Booker T. Washington, an African-American who grew up in the South when members of his race were expected to do the hardest and dirtiest jobs, learned his greatest lesson from the example of a Christian woman. A New Englander, the founder of the Hampton Institute, she herself washed the windows the day before school started, so it would be nice for those children who had been born slaves.
Is work a necessary evil, even a curse? A Christian who spent many years in Soviet work camps, learning to know work at its most brutal, its most degrading and dehumanizing, testified that he took pride in it, did the best he could, worked to the limit of his strength each day. Why? Because he saw it as a gift from God, coming to him from the hand of God, the very will of God for him. He remembered that Jesus did not make benches and roofbeams and plow handles by means of miracles, but by means of saw, axe, and adze.
Wouldn't it make an astounding difference, not only in the quality of the work we do (in office, schoolroom, factory, kitchen, or backyard), but also in our satisfaction, even our joy, if we recognized God's gracious gift in every single task, from making a bed or bathing a baby to drawing a blueprint or selling a computer? If our children saw us doing "heartily as unto the Lord" all the work we do, they would learn true happiness. Instead of feeling that they must be allowed to do what they like, they would learn to like what they do.
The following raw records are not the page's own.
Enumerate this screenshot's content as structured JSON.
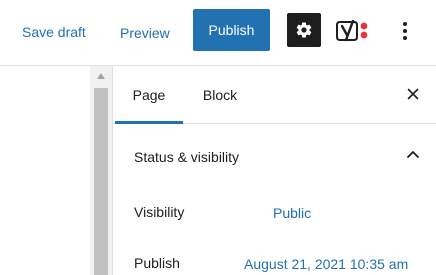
{
  "toolbar": {
    "save_draft_label": "Save draft",
    "preview_label": "Preview",
    "publish_label": "Publish",
    "settings_icon": "gear-icon",
    "yoast_icon": "yoast-icon",
    "more_icon": "vertical-ellipsis-icon"
  },
  "sidebar": {
    "tabs": [
      {
        "label": "Page",
        "active": true
      },
      {
        "label": "Block",
        "active": false
      }
    ],
    "close_icon": "close-icon",
    "panel": {
      "title": "Status & visibility",
      "expanded": true,
      "rows": [
        {
          "label": "Visibility",
          "value": "Public"
        },
        {
          "label": "Publish",
          "value": "August 21, 2021 10:35 am"
        }
      ]
    }
  },
  "colors": {
    "accent": "#2271b1",
    "text": "#1e1e1e",
    "dark_button": "#1e1e1e",
    "yoast_red": "#e5343a",
    "border": "#e0e0e0"
  }
}
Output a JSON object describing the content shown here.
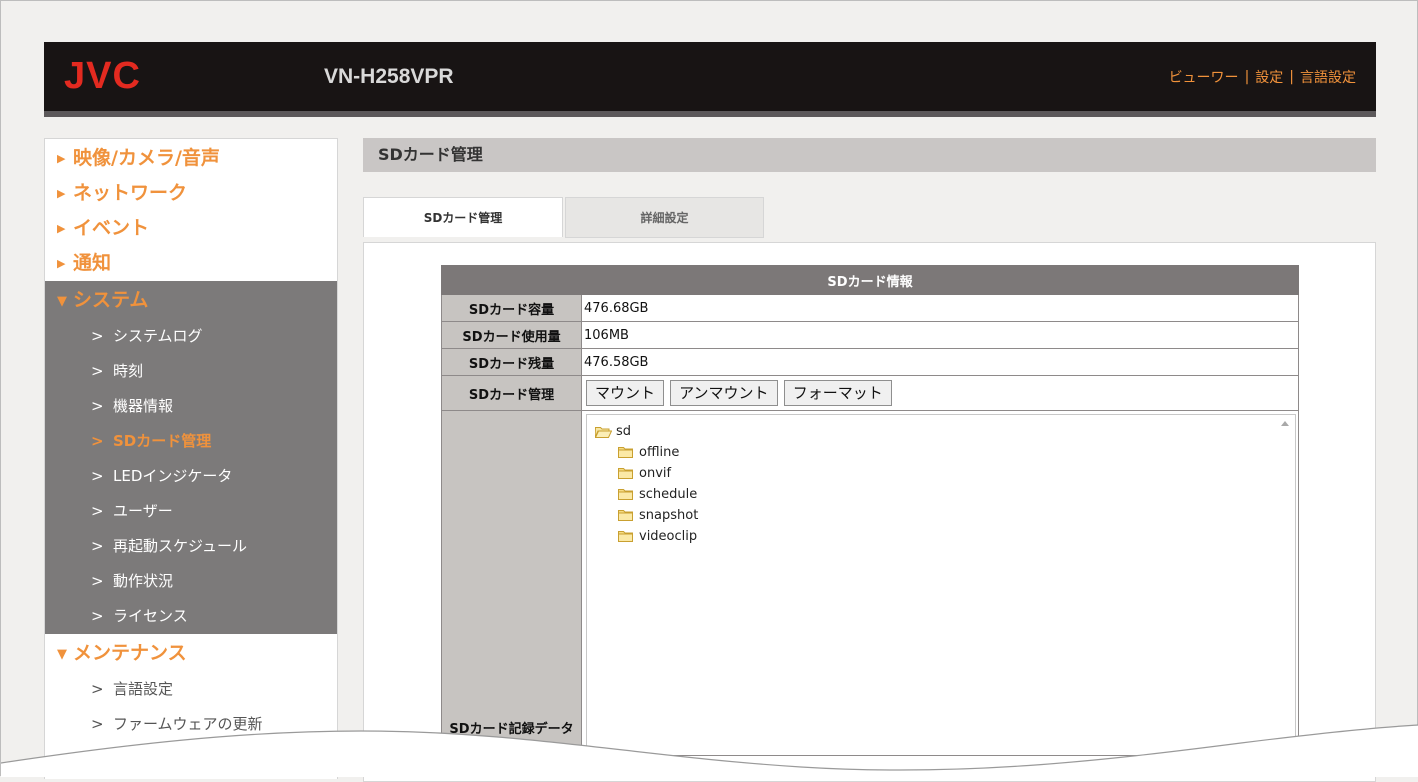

St. Ignatius Loyola prayed, "Teach us, Good Lord, to labor and to ask for no reward save that of knowing that we do Thy will." As I learn to pray that prayer, I find that there are many more rewards that come along as fringe benefits. As we make an offering of our work, we find the truth of a principle Jesus taught: Fulfillment is not a goal to achieve, but always the by-product of sacrifice.

By: Elizabeth Elliot

I had a friend a few years ago, do a speech about the children of this society and how that they are not being taught how to work. They are lazy and grumpy about the littlest bit of work they have to do. She did a fabulous job on her speech, and her experience made it even more believable. She has a lot of siblings. Anyway, she made some great points that this article made me think about. Such as, if we do not teach children to find joy in their tasks now, and how to do the tasks efficiently even if they do not like them. We are harming the next generation in many aspects. Those children will grow up and when they do, they will not have a good work ethic, they will not have joy in their daily lives. They will be miserable, and they will not be the example God has called us to be. I think Mrs. Elliot does a great job expressing some concerns, and commands of the Lord. She is giving us a charge.